Rail and road construction investment outlays are at record levels in Poland, but there is some concern over receiving EU funding and the longer-term outlook for projects in these sectors. Residential construction has meanwhile slowed notably, but the development of the nascent private rented sector in Poland may support a recovery, panellists said at an industry event on Tuesday.
General Directorate for National Roads and Motorways (GDDKiA) head Tomasz Żuchowski admitted many people think more work could be done on the roads, but Poland is at the limit of its capability with PLN 15 billion ($3.6 billion) of investments each year. This makes it the largest construction site in Europe.
Polish rail operator PKP has meanwhile issued a host of tenders but cannot complete many projects as it does not yet have the certainty of receiving funds in the next EU funding round, its investment director Arnold Brensch said at the European Economic Congress in Katowice attended by Kallanish. The firm has PLN 40 billion of active orders in hand, the “apogee of the largest Polish rail investment period in history”, he added.
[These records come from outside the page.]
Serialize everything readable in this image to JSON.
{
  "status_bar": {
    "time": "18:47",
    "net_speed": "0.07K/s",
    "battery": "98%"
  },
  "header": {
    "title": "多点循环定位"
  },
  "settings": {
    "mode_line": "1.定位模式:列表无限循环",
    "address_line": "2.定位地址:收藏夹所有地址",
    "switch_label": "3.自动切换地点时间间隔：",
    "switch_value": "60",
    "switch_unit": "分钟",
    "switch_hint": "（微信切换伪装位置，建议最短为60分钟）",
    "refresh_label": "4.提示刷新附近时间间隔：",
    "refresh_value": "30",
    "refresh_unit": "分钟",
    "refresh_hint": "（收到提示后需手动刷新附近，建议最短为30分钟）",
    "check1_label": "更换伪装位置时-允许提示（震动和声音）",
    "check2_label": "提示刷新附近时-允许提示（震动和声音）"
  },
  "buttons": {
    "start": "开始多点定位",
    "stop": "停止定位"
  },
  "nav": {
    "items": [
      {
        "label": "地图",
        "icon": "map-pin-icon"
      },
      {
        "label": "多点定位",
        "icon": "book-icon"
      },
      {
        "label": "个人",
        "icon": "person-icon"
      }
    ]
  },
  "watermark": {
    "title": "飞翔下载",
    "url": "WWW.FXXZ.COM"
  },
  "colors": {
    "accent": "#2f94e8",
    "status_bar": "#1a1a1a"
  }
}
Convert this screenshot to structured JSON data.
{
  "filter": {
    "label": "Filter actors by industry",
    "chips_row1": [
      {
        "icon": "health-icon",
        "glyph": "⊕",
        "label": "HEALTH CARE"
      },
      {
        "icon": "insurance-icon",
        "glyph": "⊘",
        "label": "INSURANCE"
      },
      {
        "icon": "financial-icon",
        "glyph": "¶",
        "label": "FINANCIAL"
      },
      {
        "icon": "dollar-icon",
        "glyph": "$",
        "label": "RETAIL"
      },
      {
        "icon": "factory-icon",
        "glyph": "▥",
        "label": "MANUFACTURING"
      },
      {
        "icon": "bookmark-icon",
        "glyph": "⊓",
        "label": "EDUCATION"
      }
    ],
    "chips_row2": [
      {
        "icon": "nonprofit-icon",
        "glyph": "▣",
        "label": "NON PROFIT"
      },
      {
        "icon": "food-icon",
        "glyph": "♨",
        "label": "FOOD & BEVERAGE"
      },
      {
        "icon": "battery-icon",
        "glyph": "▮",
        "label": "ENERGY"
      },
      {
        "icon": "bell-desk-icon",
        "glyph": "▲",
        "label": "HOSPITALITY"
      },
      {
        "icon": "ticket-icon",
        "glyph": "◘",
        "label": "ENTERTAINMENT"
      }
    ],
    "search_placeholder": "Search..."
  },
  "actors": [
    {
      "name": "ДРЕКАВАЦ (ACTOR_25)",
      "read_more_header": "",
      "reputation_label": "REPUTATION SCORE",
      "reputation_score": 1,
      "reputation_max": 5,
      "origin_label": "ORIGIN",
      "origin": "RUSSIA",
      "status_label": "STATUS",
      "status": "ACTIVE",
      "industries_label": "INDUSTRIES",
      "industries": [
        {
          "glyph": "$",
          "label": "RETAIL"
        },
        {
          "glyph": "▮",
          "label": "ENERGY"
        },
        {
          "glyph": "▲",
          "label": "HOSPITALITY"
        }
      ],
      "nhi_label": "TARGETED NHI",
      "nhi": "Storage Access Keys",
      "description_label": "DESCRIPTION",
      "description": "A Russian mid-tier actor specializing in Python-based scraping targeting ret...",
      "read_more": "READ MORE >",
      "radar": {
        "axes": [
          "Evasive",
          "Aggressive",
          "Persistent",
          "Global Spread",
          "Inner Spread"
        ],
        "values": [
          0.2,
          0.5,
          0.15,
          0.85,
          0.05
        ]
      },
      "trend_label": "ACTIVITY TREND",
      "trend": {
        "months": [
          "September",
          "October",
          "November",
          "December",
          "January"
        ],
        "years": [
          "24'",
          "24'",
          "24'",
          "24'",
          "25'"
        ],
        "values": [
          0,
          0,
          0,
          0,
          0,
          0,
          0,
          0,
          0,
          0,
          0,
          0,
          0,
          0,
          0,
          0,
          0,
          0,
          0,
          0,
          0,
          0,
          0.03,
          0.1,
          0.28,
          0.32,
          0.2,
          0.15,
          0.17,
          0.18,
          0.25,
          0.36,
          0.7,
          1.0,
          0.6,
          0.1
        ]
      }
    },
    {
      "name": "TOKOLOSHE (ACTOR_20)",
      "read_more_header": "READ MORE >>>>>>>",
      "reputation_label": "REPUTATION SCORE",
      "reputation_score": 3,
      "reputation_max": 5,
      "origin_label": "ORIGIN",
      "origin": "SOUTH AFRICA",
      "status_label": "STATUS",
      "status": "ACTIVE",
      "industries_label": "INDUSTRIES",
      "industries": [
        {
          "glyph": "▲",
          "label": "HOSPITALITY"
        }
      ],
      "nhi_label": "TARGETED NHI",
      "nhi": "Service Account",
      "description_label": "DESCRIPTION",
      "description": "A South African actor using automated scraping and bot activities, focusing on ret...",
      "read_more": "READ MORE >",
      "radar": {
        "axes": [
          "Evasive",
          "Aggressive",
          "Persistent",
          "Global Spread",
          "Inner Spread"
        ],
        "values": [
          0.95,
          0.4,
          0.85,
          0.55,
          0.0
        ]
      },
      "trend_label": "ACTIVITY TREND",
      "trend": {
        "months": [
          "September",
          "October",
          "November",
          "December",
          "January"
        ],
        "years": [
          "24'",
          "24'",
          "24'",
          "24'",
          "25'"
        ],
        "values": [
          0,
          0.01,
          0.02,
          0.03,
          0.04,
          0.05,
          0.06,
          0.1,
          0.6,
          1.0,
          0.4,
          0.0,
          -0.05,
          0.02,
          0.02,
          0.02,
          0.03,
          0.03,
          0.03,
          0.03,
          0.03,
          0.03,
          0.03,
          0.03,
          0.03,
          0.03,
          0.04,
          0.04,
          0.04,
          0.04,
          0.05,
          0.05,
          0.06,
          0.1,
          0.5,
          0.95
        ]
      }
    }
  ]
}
Residential construction is meanwhile dragging. The market has seen multiple Black Swan events in the last three years that have hampered activity, observed Wojciech Caruk, chief executive of PFR Nieruchomości, the housing development arm of the state-owned Polish Development Fund (PFR). Building permit issuance is falling, while existing projects are being completed. Financing is meanwhile an issue, with residential mortgages becoming significantly more costly.
Cezary Łysenko, board member at construction contractor Budimex, added that firms are looking at opportunities in the energy infrastructure sector, with economies undergoing the energy transition. However, he added that while the rail project portfolio looks good today, they need the certainty of having projects 5-10 years in advance, which is not the case at present.
Anna Glanowska-Szpor of ING Bank Śląski agreed that green energy investments will play a significant role in construction going forward, while the private rented sector could be an antidote for the ailing residential construction sector. Housing ownership for the purpose of renting out is a relatively new concept in Poland.
When pressed on concerns over EU funds, Polish member of parliament Jerzy Polaczek said: “I cannot imagine that these funds will not materialise. There is continuous dialogue between the government and EU Commission.”
Łysenko concluded by pointing out that although construction material prices, including steel, have stabilised after surging last year, that does not mean they are favourable for contractors. They are 3-4 times higher than they were when construction project contracts were signed 2-3 years ago, he observed. Moreover, the construction project approval backlog has grown considerably in the last six months.
Adam Smith, Poland